→ **PROBLEM DESCRIPTION**
Reproduce all of the records exactly.

[Data about app and page elements]
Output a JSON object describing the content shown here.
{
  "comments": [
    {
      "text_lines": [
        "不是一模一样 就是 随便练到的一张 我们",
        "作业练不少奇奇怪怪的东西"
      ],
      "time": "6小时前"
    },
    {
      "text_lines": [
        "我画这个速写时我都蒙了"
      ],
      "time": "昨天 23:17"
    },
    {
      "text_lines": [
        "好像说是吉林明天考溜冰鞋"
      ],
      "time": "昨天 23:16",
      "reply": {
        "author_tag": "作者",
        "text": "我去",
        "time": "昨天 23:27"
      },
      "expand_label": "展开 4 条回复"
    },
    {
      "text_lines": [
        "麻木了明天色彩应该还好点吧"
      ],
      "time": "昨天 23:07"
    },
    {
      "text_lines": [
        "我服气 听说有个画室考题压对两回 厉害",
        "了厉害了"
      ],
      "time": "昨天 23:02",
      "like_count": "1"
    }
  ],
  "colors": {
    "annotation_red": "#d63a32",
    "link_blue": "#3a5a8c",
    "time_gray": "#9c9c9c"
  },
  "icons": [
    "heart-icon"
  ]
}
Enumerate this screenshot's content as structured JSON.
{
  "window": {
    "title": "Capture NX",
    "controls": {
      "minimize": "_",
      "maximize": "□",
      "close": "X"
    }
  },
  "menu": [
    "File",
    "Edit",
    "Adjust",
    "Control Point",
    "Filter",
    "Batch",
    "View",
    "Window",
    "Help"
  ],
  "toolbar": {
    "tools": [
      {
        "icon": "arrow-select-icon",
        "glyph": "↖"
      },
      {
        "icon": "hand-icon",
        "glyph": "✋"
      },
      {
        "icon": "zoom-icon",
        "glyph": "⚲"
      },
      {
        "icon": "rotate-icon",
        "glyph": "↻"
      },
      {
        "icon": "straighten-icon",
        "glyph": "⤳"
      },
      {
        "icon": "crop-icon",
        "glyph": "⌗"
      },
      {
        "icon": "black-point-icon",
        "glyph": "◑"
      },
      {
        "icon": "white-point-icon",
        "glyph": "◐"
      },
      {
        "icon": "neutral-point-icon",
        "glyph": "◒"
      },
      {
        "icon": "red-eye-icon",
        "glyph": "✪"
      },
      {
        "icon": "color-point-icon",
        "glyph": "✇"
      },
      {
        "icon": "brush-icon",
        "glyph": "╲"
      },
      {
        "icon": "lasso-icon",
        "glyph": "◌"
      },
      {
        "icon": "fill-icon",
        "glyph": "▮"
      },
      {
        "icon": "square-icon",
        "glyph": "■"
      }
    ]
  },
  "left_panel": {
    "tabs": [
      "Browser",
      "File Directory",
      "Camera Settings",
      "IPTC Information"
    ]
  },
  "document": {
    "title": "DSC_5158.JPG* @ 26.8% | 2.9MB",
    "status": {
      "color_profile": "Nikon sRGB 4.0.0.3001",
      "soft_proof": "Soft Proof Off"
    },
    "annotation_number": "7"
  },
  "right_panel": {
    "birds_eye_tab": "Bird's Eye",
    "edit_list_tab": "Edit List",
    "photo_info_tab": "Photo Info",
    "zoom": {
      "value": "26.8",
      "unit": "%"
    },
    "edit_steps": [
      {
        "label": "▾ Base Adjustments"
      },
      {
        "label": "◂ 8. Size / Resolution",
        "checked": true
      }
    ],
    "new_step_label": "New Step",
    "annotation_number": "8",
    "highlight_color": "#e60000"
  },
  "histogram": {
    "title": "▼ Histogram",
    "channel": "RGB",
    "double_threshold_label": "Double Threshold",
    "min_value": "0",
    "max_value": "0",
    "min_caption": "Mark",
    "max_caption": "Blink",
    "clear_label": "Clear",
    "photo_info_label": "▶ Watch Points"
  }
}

→ **TASK RESULT**
Output a JSON object describing the content shown here.
{
  "comments": [
    {
      "text_lines": [
        "不是一模一样 就是 随便练到的一张 我们",
        "作业练不少奇奇怪怪的东西"
      ],
      "time": "6小时前"
    },
    {
      "text_lines": [
        "我画这个速写时我都蒙了"
      ],
      "time": "昨天 23:17"
    },
    {
      "text_lines": [
        "好像说是吉林明天考溜冰鞋"
      ],
      "time": "昨天 23:16",
      "reply": {
        "author_tag": "作者",
        "text": "我去",
        "time": "昨天 23:27"
      },
      "expand_label": "展开 4 条回复"
    },
    {
      "text_lines": [
        "麻木了明天色彩应该还好点吧"
      ],
      "time": "昨天 23:07"
    },
    {
      "text_lines": [
        "我服气 听说有个画室考题压对两回 厉害",
        "了厉害了"
      ],
      "time": "昨天 23:02",
      "like_count": "1"
    }
  ],
  "colors": {
    "annotation_red": "#d63a32",
    "link_blue": "#3a5a8c",
    "time_gray": "#9c9c9c"
  },
  "icons": [
    "heart-icon"
  ]
}
Enumerate this screenshot's content as structured JSON.
{
  "window": {
    "title": "Capture NX",
    "controls": {
      "minimize": "_",
      "maximize": "□",
      "close": "X"
    }
  },
  "menu": [
    "File",
    "Edit",
    "Adjust",
    "Control Point",
    "Filter",
    "Batch",
    "View",
    "Window",
    "Help"
  ],
  "toolbar": {
    "tools": [
      {
        "icon": "arrow-select-icon",
        "glyph": "↖"
      },
      {
        "icon": "hand-icon",
        "glyph": "✋"
      },
      {
        "icon": "zoom-icon",
        "glyph": "⚲"
      },
      {
        "icon": "rotate-icon",
        "glyph": "↻"
      },
      {
        "icon": "straighten-icon",
        "glyph": "⤳"
      },
      {
        "icon": "crop-icon",
        "glyph": "⌗"
      },
      {
        "icon": "black-point-icon",
        "glyph": "◑"
      },
      {
        "icon": "white-point-icon",
        "glyph": "◐"
      },
      {
        "icon": "neutral-point-icon",
        "glyph": "◒"
      },
      {
        "icon": "red-eye-icon",
        "glyph": "✪"
      },
      {
        "icon": "color-point-icon",
        "glyph": "✇"
      },
      {
        "icon": "brush-icon",
        "glyph": "╲"
      },
      {
        "icon": "lasso-icon",
        "glyph": "◌"
      },
      {
        "icon": "fill-icon",
        "glyph": "▮"
      },
      {
        "icon": "square-icon",
        "glyph": "■"
      }
    ]
  },
  "left_panel": {
    "tabs": [
      "Browser",
      "File Directory",
      "Camera Settings",
      "IPTC Information"
    ]
  },
  "document": {
    "title": "DSC_5158.JPG* @ 26.8% | 2.9MB",
    "status": {
      "color_profile": "Nikon sRGB 4.0.0.3001",
      "soft_proof": "Soft Proof Off"
    },
    "annotation_number": "7"
  },
  "right_panel": {
    "birds_eye_tab": "Bird's Eye",
    "edit_list_tab": "Edit List",
    "photo_info_tab": "Photo Info",
    "zoom": {
      "value": "26.8",
      "unit": "%"
    },
    "edit_steps": [
      {
        "label": "▾ Base Adjustments"
      },
      {
        "label": "◂ 8. Size / Resolution",
        "checked": true
      }
    ],
    "new_step_label": "New Step",
    "annotation_number": "8",
    "highlight_color": "#e60000"
  },
  "histogram": {
    "title": "▼ Histogram",
    "channel": "RGB",
    "double_threshold_label": "Double Threshold",
    "min_value": "0",
    "max_value": "0",
    "min_caption": "Mark",
    "max_caption": "Blink",
    "clear_label": "Clear",
    "photo_info_label": "▶ Watch Points"
  }
}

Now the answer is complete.